**PROVIDED ENTRIES:**
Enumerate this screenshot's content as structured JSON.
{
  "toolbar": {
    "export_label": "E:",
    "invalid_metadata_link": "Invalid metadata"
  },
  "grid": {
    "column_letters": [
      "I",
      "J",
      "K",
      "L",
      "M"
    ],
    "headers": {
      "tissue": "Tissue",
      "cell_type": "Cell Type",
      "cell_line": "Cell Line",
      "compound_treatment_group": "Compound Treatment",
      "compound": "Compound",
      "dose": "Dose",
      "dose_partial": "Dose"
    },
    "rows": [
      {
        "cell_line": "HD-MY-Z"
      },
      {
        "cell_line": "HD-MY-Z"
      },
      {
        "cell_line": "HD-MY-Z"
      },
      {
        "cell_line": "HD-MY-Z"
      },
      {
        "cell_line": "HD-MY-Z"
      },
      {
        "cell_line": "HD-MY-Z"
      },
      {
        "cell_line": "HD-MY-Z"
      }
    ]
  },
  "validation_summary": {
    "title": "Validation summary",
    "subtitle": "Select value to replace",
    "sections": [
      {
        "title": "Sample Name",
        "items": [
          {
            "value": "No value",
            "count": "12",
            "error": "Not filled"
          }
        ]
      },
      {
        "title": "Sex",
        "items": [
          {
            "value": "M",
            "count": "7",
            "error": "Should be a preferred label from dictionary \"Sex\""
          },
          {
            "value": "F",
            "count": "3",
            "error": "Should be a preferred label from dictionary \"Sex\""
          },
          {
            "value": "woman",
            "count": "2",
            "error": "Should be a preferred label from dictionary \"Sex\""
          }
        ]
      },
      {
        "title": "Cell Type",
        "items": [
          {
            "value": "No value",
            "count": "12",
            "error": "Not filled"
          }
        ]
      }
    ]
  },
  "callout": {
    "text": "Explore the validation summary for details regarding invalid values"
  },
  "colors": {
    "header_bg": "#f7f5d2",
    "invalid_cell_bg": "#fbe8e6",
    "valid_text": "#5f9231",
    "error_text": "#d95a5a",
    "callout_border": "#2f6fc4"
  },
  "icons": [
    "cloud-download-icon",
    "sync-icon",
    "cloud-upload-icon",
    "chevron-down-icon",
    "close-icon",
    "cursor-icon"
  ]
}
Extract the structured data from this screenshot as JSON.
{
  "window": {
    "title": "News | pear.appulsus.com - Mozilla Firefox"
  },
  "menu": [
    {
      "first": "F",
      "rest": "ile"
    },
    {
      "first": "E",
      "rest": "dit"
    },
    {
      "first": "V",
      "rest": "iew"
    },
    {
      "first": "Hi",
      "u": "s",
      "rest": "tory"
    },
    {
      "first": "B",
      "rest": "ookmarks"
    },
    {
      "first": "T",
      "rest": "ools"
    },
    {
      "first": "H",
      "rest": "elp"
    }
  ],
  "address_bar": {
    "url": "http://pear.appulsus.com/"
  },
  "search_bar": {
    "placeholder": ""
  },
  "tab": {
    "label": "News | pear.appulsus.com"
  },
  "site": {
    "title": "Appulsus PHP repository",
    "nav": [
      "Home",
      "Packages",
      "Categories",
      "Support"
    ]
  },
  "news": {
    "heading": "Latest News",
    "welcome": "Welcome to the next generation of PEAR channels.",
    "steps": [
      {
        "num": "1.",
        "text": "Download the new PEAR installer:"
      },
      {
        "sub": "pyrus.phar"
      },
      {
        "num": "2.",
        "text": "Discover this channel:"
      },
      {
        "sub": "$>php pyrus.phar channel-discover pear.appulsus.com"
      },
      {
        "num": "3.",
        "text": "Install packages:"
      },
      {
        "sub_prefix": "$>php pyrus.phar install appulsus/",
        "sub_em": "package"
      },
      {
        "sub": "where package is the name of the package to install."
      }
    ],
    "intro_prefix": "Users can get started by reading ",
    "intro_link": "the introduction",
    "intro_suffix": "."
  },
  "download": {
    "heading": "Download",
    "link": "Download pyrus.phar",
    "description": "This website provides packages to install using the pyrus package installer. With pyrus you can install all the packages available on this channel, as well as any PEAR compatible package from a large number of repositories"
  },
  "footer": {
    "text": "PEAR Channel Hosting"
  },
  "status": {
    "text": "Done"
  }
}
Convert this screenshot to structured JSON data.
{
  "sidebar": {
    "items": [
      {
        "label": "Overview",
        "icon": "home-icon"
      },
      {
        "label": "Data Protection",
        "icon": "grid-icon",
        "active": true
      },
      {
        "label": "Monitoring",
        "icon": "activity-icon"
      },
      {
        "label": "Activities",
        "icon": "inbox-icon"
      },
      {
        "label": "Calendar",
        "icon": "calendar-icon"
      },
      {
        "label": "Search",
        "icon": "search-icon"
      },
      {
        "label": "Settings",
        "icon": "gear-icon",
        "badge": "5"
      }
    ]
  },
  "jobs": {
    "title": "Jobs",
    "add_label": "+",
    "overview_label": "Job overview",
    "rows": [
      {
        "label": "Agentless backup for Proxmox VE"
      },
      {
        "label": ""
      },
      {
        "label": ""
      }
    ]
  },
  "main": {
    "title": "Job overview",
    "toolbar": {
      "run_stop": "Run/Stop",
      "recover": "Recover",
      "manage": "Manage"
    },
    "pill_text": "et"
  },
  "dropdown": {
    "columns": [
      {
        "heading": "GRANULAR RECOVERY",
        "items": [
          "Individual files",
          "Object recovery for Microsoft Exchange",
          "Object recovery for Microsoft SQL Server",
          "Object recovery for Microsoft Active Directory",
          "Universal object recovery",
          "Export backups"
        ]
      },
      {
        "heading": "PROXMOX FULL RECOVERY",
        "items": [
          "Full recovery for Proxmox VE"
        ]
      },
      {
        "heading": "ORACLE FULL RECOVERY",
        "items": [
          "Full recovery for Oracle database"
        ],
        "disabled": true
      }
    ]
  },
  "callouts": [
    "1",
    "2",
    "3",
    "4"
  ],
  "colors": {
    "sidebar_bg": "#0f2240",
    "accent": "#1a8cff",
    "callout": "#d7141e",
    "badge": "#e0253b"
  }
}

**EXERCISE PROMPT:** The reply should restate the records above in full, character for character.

**ANSWER FOR THE TASK:**
Enumerate this screenshot's content as structured JSON.
{
  "toolbar": {
    "export_label": "E:",
    "invalid_metadata_link": "Invalid metadata"
  },
  "grid": {
    "column_letters": [
      "I",
      "J",
      "K",
      "L",
      "M"
    ],
    "headers": {
      "tissue": "Tissue",
      "cell_type": "Cell Type",
      "cell_line": "Cell Line",
      "compound_treatment_group": "Compound Treatment",
      "compound": "Compound",
      "dose": "Dose",
      "dose_partial": "Dose"
    },
    "rows": [
      {
        "cell_line": "HD-MY-Z"
      },
      {
        "cell_line": "HD-MY-Z"
      },
      {
        "cell_line": "HD-MY-Z"
      },
      {
        "cell_line": "HD-MY-Z"
      },
      {
        "cell_line": "HD-MY-Z"
      },
      {
        "cell_line": "HD-MY-Z"
      },
      {
        "cell_line": "HD-MY-Z"
      }
    ]
  },
  "validation_summary": {
    "title": "Validation summary",
    "subtitle": "Select value to replace",
    "sections": [
      {
        "title": "Sample Name",
        "items": [
          {
            "value": "No value",
            "count": "12",
            "error": "Not filled"
          }
        ]
      },
      {
        "title": "Sex",
        "items": [
          {
            "value": "M",
            "count": "7",
            "error": "Should be a preferred label from dictionary \"Sex\""
          },
          {
            "value": "F",
            "count": "3",
            "error": "Should be a preferred label from dictionary \"Sex\""
          },
          {
            "value": "woman",
            "count": "2",
            "error": "Should be a preferred label from dictionary \"Sex\""
          }
        ]
      },
      {
        "title": "Cell Type",
        "items": [
          {
            "value": "No value",
            "count": "12",
            "error": "Not filled"
          }
        ]
      }
    ]
  },
  "callout": {
    "text": "Explore the validation summary for details regarding invalid values"
  },
  "colors": {
    "header_bg": "#f7f5d2",
    "invalid_cell_bg": "#fbe8e6",
    "valid_text": "#5f9231",
    "error_text": "#d95a5a",
    "callout_border": "#2f6fc4"
  },
  "icons": [
    "cloud-download-icon",
    "sync-icon",
    "cloud-upload-icon",
    "chevron-down-icon",
    "close-icon",
    "cursor-icon"
  ]
}
Extract the structured data from this screenshot as JSON.
{
  "window": {
    "title": "News | pear.appulsus.com - Mozilla Firefox"
  },
  "menu": [
    {
      "first": "F",
      "rest": "ile"
    },
    {
      "first": "E",
      "rest": "dit"
    },
    {
      "first": "V",
      "rest": "iew"
    },
    {
      "first": "Hi",
      "u": "s",
      "rest": "tory"
    },
    {
      "first": "B",
      "rest": "ookmarks"
    },
    {
      "first": "T",
      "rest": "ools"
    },
    {
      "first": "H",
      "rest": "elp"
    }
  ],
  "address_bar": {
    "url": "http://pear.appulsus.com/"
  },
  "search_bar": {
    "placeholder": ""
  },
  "tab": {
    "label": "News | pear.appulsus.com"
  },
  "site": {
    "title": "Appulsus PHP repository",
    "nav": [
      "Home",
      "Packages",
      "Categories",
      "Support"
    ]
  },
  "news": {
    "heading": "Latest News",
    "welcome": "Welcome to the next generation of PEAR channels.",
    "steps": [
      {
        "num": "1.",
        "text": "Download the new PEAR installer:"
      },
      {
        "sub": "pyrus.phar"
      },
      {
        "num": "2.",
        "text": "Discover this channel:"
      },
      {
        "sub": "$>php pyrus.phar channel-discover pear.appulsus.com"
      },
      {
        "num": "3.",
        "text": "Install packages:"
      },
      {
        "sub_prefix": "$>php pyrus.phar install appulsus/",
        "sub_em": "package"
      },
      {
        "sub": "where package is the name of the package to install."
      }
    ],
    "intro_prefix": "Users can get started by reading ",
    "intro_link": "the introduction",
    "intro_suffix": "."
  },
  "download": {
    "heading": "Download",
    "link": "Download pyrus.phar",
    "description": "This website provides packages to install using the pyrus package installer. With pyrus you can install all the packages available on this channel, as well as any PEAR compatible package from a large number of repositories"
  },
  "footer": {
    "text": "PEAR Channel Hosting"
  },
  "status": {
    "text": "Done"
  }
}
Convert this screenshot to structured JSON data.
{
  "sidebar": {
    "items": [
      {
        "label": "Overview",
        "icon": "home-icon"
      },
      {
        "label": "Data Protection",
        "icon": "grid-icon",
        "active": true
      },
      {
        "label": "Monitoring",
        "icon": "activity-icon"
      },
      {
        "label": "Activities",
        "icon": "inbox-icon"
      },
      {
        "label": "Calendar",
        "icon": "calendar-icon"
      },
      {
        "label": "Search",
        "icon": "search-icon"
      },
      {
        "label": "Settings",
        "icon": "gear-icon",
        "badge": "5"
      }
    ]
  },
  "jobs": {
    "title": "Jobs",
    "add_label": "+",
    "overview_label": "Job overview",
    "rows": [
      {
        "label": "Agentless backup for Proxmox VE"
      },
      {
        "label": ""
      },
      {
        "label": ""
      }
    ]
  },
  "main": {
    "title": "Job overview",
    "toolbar": {
      "run_stop": "Run/Stop",
      "recover": "Recover",
      "manage": "Manage"
    },
    "pill_text": "et"
  },
  "dropdown": {
    "columns": [
      {
        "heading": "GRANULAR RECOVERY",
        "items": [
          "Individual files",
          "Object recovery for Microsoft Exchange",
          "Object recovery for Microsoft SQL Server",
          "Object recovery for Microsoft Active Directory",
          "Universal object recovery",
          "Export backups"
        ]
      },
      {
        "heading": "PROXMOX FULL RECOVERY",
        "items": [
          "Full recovery for Proxmox VE"
        ]
      },
      {
        "heading": "ORACLE FULL RECOVERY",
        "items": [
          "Full recovery for Oracle database"
        ],
        "disabled": true
      }
    ]
  },
  "callouts": [
    "1",
    "2",
    "3",
    "4"
  ],
  "colors": {
    "sidebar_bg": "#0f2240",
    "accent": "#1a8cff",
    "callout": "#d7141e",
    "badge": "#e0253b"
  }
}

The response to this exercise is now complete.